-- Records supplied follows --
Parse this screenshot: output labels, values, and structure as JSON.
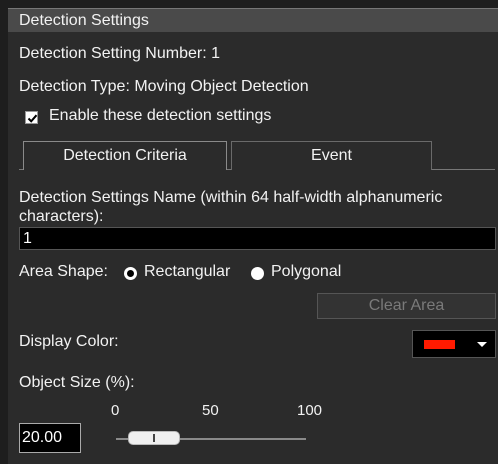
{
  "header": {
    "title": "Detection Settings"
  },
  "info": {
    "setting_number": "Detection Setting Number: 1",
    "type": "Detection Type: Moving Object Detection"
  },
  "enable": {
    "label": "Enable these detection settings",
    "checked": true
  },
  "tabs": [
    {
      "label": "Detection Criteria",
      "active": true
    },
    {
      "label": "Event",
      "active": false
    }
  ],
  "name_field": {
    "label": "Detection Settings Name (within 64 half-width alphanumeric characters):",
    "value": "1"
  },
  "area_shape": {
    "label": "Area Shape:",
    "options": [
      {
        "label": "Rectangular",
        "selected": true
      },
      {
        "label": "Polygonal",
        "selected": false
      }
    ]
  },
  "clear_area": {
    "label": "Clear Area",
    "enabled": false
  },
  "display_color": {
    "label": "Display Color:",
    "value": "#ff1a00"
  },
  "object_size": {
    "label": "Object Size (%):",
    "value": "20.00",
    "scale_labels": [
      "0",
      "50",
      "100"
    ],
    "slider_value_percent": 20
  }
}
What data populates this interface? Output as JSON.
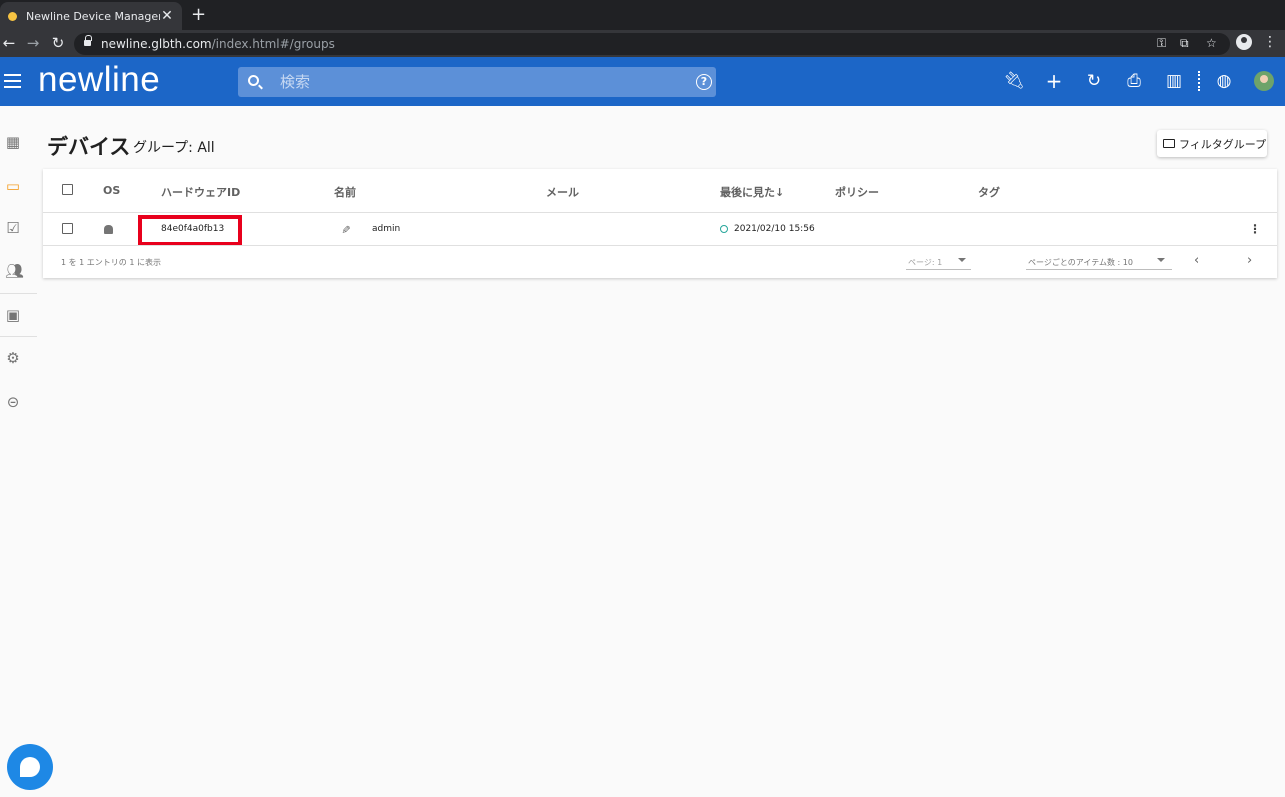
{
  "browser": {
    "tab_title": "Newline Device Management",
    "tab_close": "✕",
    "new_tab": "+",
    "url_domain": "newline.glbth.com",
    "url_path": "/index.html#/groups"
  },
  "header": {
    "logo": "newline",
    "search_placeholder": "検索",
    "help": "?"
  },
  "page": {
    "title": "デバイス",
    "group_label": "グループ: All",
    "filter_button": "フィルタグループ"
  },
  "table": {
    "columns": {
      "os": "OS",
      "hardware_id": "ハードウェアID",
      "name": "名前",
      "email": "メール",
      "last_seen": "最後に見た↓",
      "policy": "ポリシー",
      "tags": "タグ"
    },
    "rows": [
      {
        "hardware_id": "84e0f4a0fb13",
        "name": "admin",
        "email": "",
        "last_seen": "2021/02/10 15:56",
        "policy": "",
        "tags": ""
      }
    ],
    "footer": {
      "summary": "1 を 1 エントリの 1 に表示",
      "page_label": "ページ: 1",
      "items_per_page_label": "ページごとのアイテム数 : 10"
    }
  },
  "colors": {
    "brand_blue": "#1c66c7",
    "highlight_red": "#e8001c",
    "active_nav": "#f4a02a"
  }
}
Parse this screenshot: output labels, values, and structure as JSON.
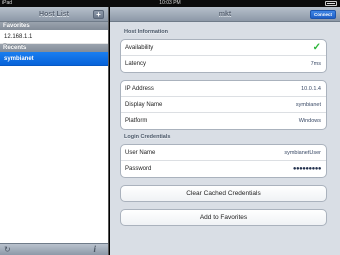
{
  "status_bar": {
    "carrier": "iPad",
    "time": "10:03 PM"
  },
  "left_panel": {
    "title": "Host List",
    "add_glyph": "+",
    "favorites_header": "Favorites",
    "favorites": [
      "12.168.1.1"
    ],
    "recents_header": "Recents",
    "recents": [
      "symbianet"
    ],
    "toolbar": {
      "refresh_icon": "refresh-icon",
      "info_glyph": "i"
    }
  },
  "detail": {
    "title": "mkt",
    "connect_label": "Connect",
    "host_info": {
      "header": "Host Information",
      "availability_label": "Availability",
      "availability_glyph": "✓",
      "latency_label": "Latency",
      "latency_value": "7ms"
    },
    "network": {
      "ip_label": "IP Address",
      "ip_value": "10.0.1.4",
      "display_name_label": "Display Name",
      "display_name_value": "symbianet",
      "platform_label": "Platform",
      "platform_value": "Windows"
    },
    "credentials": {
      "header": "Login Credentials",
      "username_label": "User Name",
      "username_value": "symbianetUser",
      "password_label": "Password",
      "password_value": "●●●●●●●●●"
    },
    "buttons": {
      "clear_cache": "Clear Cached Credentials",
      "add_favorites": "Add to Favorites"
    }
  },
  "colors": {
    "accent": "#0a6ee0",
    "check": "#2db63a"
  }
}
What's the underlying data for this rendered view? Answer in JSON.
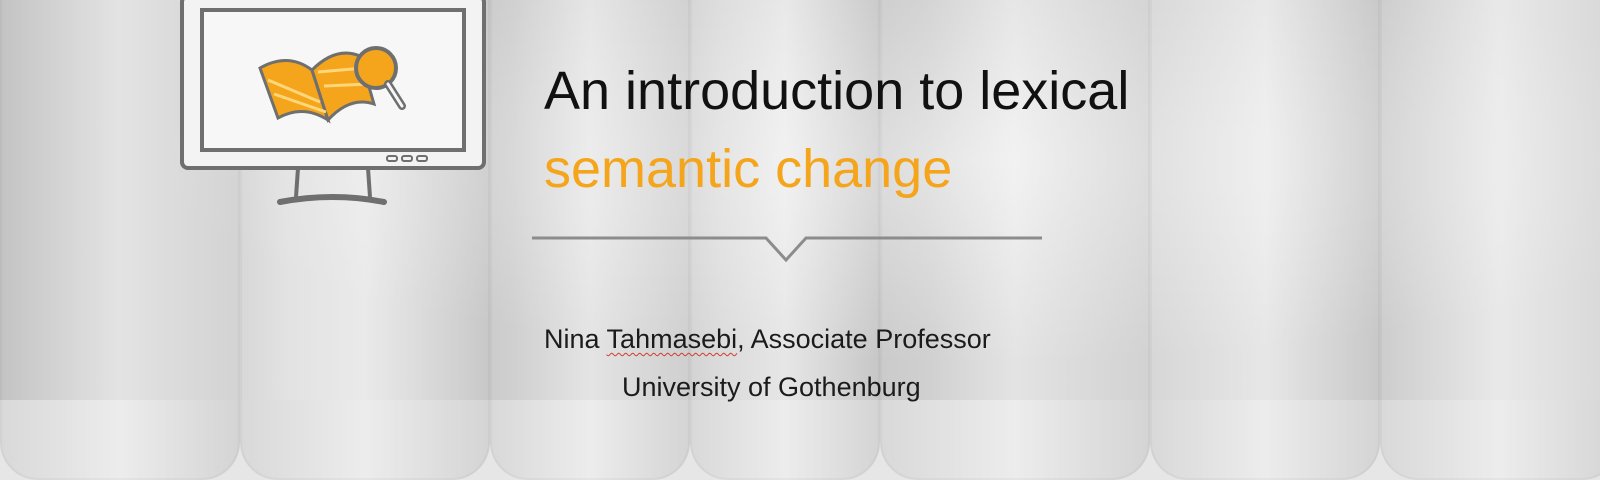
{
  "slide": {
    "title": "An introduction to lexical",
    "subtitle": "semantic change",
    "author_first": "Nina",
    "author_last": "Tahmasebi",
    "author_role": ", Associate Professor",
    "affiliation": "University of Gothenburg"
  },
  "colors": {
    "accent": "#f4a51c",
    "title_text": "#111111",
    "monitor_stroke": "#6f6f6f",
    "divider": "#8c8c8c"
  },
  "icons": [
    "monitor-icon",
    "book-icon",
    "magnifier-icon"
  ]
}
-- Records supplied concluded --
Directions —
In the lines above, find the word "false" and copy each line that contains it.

Output —
      "active": false
        "selected": false
    "enabled": false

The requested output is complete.